This month we have 7 interns joining us in Guinjata Bay for the Underwater Photography Internship: Kristen, May, Emmett, Nikki, Megan, Rich and Leena. This month, I’m even happier because two of my very good friends are coming to take the Underwater Photography Internship with us, Kristen and May. Kristen was born in South Korea and was adopted when she was 4 years old by a lovely American family and May is from Myanmar (a country next to Thailand, like she says).
The other 5 interns became our friends too, and since the beginning of this month we have felt a strong connection with them. Emmett is from Ireland, Nikki hails from Scotland, Megan from the States, Rich from England and Leena from Kenya. I can only describe them as an amazing bunch of people from all over the world that couldn’t wait to see the underwater beauty of Mozambique!
Pepe started with the underwater photography lessons as soon as everybody arrived. Most of the interns hadn’t used a DSLR beforehand, so they played with the settings by taking pictures around the tropical gardens to get to know their equipment. They learned how to set up the cameras into the housings and prepare everything for their first pool session with macro settings.
Building the next generation of wildlife and environmental media specialists
We went on our cultural tour in the first week of the program. We visited a local family where they received us with delicious local dishes like matapa (a traditional dish made of the cassava leaf mixed with coconut and cashew nuts), fresh coconuts and the kids toasted some cashew nuts for us.
The kids love to pose for our pictures, so this is excellent practice to improve our students’ photography skills. Kristy brought some presents for them and they got even happier than they were before, so they danced and posed for us even more!
After the pool practice the interns felt ready to go and capture real subjects in the ocean, so they did their first local dive called Caves, a perfect shallow dive full of macro creatures.
On the first dives with the camera, they struggled more than they had in the pool as there was a lot of surge underwater and this made taking pictures more of a challenge. But they didn’t give up and kept practicing every day and correcting their mistakes after looking at their pictures every afternoon.

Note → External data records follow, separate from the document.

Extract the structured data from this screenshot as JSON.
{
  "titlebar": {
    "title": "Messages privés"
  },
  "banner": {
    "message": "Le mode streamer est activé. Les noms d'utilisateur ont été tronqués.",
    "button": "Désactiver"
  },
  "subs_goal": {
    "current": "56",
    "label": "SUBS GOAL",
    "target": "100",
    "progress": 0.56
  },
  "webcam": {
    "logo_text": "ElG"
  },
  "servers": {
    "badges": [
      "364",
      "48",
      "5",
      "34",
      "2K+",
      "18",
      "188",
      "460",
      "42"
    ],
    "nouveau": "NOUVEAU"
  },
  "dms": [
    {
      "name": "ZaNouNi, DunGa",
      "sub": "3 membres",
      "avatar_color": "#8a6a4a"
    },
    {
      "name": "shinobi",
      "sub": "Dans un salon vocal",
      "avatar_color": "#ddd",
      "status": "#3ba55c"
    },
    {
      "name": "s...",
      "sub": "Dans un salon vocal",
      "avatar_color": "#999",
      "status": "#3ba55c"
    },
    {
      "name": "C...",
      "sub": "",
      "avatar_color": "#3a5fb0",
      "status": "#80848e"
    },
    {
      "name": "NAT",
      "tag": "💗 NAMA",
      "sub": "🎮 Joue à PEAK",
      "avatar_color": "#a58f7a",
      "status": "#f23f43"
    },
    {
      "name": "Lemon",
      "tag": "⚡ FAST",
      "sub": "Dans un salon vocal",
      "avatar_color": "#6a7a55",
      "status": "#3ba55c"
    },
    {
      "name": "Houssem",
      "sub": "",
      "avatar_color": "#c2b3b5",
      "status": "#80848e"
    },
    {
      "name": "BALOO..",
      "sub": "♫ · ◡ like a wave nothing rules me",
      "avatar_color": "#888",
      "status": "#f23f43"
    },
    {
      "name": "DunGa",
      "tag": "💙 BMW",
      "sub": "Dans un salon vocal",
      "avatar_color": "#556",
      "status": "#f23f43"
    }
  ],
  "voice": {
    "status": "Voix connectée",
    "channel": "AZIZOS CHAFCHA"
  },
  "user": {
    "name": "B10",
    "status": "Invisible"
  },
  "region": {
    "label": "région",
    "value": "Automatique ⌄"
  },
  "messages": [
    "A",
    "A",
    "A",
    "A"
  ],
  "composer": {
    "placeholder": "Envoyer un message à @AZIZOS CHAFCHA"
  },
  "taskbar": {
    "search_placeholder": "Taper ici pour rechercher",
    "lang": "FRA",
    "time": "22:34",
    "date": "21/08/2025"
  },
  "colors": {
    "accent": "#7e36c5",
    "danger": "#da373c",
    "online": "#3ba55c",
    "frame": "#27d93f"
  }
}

The conditions improved and we had some perfect days with almost no current. We also made a trip to the estuary and found creatures in the muddy bottom. The estuary is like a nursery area, as there were mini frogfish and lots of other juveniles waiting to get big enough to venture out into the big ocean.
At the end of the two weeks of training with macro settings, the interns managed to improve their shots dramatically, with perfect composition and exposure – even using their strobes perfectly.
We finished after two weeks feeling accomplished with macro photography, and it was time to move on to bigger things. The final two weeks were looming fast and wide-angle was beckoning – and boy, did this come at a good time! I’ll be sharing the opportunities we have had with some of the larger creatures we saw in another post.
Produce your own 5 minute wildlife documentary in wild Africa
Wildlife & Travel Photography
Build a professional photographic portfolio whilst exploring wild Africa
Make your own documentary whilst exploring underwater Africa